* Input material
────────────────

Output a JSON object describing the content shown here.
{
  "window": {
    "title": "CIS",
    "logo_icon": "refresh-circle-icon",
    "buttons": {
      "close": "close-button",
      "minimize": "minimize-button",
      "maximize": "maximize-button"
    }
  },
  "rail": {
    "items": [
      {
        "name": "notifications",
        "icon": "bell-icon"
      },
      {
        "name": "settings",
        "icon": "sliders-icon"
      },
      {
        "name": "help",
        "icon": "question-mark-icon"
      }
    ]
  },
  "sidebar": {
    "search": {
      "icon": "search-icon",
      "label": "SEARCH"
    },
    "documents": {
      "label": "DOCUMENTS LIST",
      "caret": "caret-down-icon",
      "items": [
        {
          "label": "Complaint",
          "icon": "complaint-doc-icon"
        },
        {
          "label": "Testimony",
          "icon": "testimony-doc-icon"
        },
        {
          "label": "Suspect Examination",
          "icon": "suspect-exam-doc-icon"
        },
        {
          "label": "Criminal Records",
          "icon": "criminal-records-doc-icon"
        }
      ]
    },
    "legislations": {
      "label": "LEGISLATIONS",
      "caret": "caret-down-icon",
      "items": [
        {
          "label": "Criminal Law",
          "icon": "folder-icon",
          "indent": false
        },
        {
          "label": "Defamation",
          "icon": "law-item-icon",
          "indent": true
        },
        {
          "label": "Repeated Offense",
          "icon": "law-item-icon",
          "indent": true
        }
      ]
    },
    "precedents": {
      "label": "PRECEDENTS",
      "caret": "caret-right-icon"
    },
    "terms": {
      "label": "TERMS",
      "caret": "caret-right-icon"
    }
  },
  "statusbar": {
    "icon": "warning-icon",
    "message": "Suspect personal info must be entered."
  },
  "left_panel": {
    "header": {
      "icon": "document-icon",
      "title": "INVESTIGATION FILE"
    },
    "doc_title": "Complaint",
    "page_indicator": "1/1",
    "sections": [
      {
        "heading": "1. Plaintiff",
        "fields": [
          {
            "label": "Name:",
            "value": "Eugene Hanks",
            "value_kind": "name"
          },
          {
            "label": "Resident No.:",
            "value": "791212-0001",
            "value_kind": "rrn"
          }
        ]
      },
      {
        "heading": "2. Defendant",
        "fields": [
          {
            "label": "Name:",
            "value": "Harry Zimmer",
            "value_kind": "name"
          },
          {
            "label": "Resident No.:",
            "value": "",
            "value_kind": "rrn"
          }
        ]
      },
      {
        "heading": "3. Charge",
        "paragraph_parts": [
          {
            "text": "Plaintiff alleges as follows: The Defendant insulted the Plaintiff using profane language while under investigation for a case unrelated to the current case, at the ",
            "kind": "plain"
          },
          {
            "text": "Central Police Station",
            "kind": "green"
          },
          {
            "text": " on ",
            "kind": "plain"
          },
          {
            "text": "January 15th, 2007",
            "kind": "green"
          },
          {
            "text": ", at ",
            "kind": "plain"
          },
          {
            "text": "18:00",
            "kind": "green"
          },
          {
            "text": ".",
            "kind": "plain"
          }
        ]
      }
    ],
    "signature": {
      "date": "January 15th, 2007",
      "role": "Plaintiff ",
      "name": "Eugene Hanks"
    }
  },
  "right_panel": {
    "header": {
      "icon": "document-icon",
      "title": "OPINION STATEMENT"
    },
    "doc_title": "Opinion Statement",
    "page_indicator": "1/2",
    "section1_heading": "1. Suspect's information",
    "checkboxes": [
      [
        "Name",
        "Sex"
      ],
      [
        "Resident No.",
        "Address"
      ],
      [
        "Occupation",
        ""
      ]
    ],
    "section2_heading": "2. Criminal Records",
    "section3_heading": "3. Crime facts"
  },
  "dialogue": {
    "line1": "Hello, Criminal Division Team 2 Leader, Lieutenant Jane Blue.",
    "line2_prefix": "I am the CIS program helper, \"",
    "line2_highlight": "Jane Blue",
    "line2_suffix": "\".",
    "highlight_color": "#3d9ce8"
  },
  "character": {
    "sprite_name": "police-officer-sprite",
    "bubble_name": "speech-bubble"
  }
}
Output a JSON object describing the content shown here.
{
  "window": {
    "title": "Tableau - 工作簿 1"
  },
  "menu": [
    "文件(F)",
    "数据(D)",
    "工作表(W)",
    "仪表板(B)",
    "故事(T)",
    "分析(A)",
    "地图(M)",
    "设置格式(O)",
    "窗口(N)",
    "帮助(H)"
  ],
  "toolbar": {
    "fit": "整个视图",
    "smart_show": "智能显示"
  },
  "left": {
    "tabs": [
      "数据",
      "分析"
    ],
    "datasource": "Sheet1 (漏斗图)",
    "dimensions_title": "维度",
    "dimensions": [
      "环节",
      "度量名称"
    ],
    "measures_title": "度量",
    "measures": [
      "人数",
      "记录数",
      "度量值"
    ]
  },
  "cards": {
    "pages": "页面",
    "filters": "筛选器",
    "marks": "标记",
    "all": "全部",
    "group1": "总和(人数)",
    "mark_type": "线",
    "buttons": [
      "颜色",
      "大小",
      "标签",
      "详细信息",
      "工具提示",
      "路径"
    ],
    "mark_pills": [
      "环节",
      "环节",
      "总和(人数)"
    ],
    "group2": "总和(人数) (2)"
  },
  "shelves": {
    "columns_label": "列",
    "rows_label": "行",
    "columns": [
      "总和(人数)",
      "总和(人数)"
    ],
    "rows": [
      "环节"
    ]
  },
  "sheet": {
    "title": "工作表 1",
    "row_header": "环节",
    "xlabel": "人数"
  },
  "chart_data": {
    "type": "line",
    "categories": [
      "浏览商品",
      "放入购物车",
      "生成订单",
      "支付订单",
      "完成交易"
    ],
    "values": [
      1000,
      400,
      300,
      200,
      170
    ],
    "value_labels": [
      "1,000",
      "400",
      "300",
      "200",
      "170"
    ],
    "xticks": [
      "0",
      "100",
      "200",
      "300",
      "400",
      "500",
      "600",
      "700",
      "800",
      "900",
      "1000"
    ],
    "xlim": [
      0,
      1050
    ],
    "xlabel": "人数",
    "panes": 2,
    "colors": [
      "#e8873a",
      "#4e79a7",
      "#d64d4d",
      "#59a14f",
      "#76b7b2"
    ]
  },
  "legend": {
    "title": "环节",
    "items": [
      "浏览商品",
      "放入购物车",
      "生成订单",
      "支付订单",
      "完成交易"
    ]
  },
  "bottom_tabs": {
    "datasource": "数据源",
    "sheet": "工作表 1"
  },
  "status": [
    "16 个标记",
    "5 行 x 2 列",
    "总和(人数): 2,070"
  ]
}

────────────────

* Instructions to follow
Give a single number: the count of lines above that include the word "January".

* Result for this task
2